Working amid uncertainty in the equity and fixed-income markets, the Connecticut Housing Finance Authority held an oversubscribed $118 million fixed-rate bond sale.
The authority received more than $350 million in orders on Feb. 6. Retail accounted for $67 million, according to executive director Karl Kilduff.
CHFA was the first state housing financing agency in the U.S. to sell bonds in the post-tax overhaul market.
“In the new lower corporate tax rate environment, there were concerns about investors seeking greater yields,” the authority said in a statement. “However, CHFA saw little to no increase relative to Municipal Market Data and Treasuries.”
Senior manager Bank of America Merrill Lynch was able to reduce the coupons of various maturities between 3 and 10 basis points, which will lower the cost of its program.
Moody’s Investors Service and S&P Global Ratings each rated the bonds triple-A.
Moody’s based its rating on “the high overcollateralization of assets to liabilities, very strong program cash flows, a high percentage of government-insured loans and support from the [state] through the Housing Mortgage Capital Reserve Fund.”
S&P, in its municipal housing outlook, said that while the full impact from the tax act remains uncertain, its effect on demand for housing finance agency mortgage lending is unlikely.
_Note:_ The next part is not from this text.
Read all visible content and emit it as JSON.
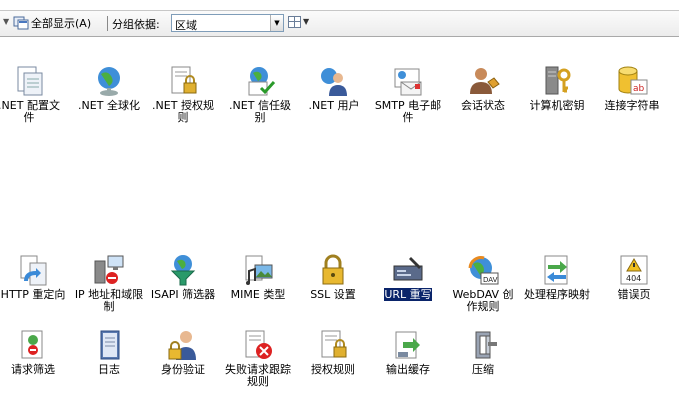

S&P said market conditions for bond-financed single-family mortgage lending programs are favorable.
Bond sales, said executive director Karl Kilduff, provide the funds to enable CHFA to offer below-market interest rates on mortgages for buyers with low to moderate incomes who are first-time buyers, or who have not owned a home in three years.
“Lower rates make it a little easier for them to make the leap from renters to homeowners,” said Kilduff.
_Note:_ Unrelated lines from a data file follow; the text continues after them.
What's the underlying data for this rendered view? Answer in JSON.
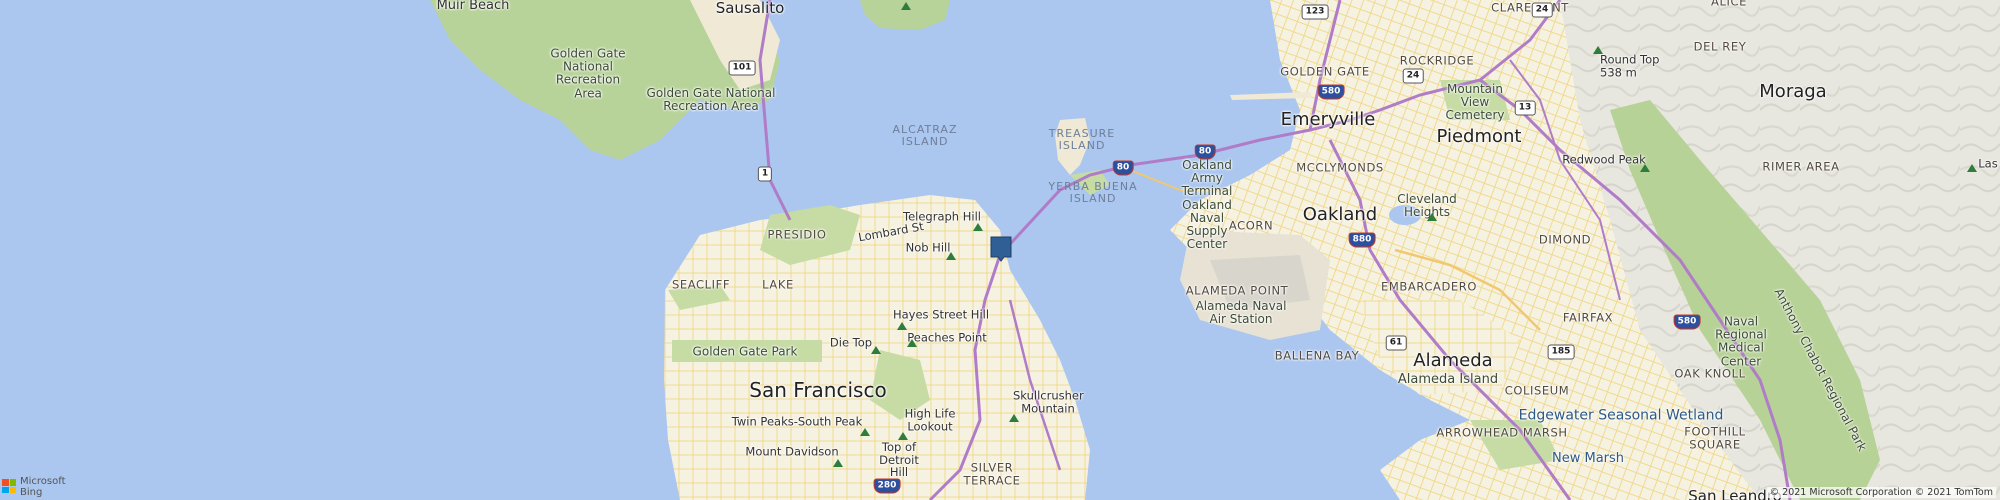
{
  "map": {
    "colors": {
      "water": "#abc6ef",
      "land": "#f5f1e4",
      "park": "#c6dca4",
      "hills": "#b9d39a",
      "highway": "#b07cc7",
      "road": "#f2d98c"
    },
    "cities": {
      "san_francisco": "San Francisco",
      "oakland": "Oakland",
      "emeryville": "Emeryville",
      "piedmont": "Piedmont",
      "alameda": "Alameda",
      "moraga": "Moraga",
      "sausalito": "Sausalito",
      "san_leandro": "San Leandro"
    },
    "areas": {
      "ggnra_1": "Golden Gate National Recreation Area",
      "ggnra_2": "Golden Gate National Recreation Area",
      "golden_gate_park": "Golden Gate Park",
      "muir_beach": "Muir Beach",
      "mountain_view_cemetery": "Mountain View Cemetery",
      "oakland_army": "Oakland Army Terminal Oakland Naval Supply Center",
      "alameda_naval": "Alameda Naval Air Station",
      "alameda_island": "Alameda Island",
      "naval_medical": "Naval Regional Medical Center",
      "anthony_chabot": "Anthony Chabot Regional Park",
      "cleveland_heights": "Cleveland Heights"
    },
    "islands": {
      "alcatraz": "ALCATRAZ ISLAND",
      "treasure": "TREASURE ISLAND",
      "yerba_buena": "YERBA BUENA ISLAND"
    },
    "neighborhoods": {
      "presidio": "PRESIDIO",
      "seacliff": "SEACLIFF",
      "lake": "LAKE",
      "silver_terrace": "SILVER TERRACE",
      "golden_gate": "GOLDEN GATE",
      "rockridge": "ROCKRIDGE",
      "claremont": "CLAREMONT",
      "del_rey": "DEL REY",
      "alice": "ALICE",
      "mcclymonds": "MCCLYMONDS",
      "acorn": "ACORN",
      "dimond": "DIMOND",
      "embarcadero": "EMBARCADERO",
      "fairfax": "FAIRFAX",
      "alameda_point": "ALAMEDA POINT",
      "ballena_bay": "BALLENA BAY",
      "coliseum": "COLISEUM",
      "oak_knoll": "OAK KNOLL",
      "foothill_square": "FOOTHILL SQUARE",
      "arrowhead_marsh": "ARROWHEAD MARSH",
      "rimer_area": "RIMER AREA"
    },
    "pois": {
      "telegraph_hill": "Telegraph Hill",
      "nob_hill": "Nob Hill",
      "hayes_street_hill": "Hayes Street Hill",
      "die_top": "Die Top",
      "peaches_point": "Peaches Point",
      "twin_peaks": "Twin Peaks-South Peak",
      "high_life": "High Life Lookout",
      "mount_davidson": "Mount Davidson",
      "top_of_detroit": "Top of Detroit Hill",
      "skullcrusher": "Skullcrusher Mountain",
      "round_top": "Round Top 538 m",
      "redwood_peak": "Redwood Peak",
      "lombard": "Lombard St",
      "las": "Las"
    },
    "water_features": {
      "edgewater": "Edgewater Seasonal Wetland",
      "new_marsh": "New Marsh"
    },
    "shields": {
      "us101": "101",
      "ca1": "1",
      "i80a": "80",
      "i80b": "80",
      "i580": "580",
      "ca123": "123",
      "ca24a": "24",
      "ca24b": "24",
      "ca13": "13",
      "i880": "880",
      "ca61": "61",
      "ca185": "185",
      "i580b": "580",
      "i280": "280"
    },
    "marker_color": "#2f5f94"
  },
  "attribution": {
    "logo_text_1": "Microsoft",
    "logo_text_2": "Bing",
    "copyright": "© 2021 Microsoft Corporation © 2021 TomTom"
  }
}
The authority’s rates range from 3.625% and 3.875% -- for the 1 point option -- compared with the average conventional rate of 4.32%, based on Freddie Mac’s Primary Mortgage Market Survey.
In 2017, CHFA issued $693 million in bonds, providing funding for nearly 3,000 single-family mortgages.
Connecticut lawmakers in 1969 created the authority as a self-supporting quasi-public housing agency charged with expanding affordable housing opportunities for the state’s low- and moderate-income families and individuals.
To date, its combined mortgage financing for CHFA’s single-and multifamily housing programs exceeds $11 billion.
Kutak Rock LLP, Hawkins Delafield & Wood LLP and Lewis & Munday PC were co-bond counsel for the bond sale. Lamont Financial Services Corp. was the financial advisor.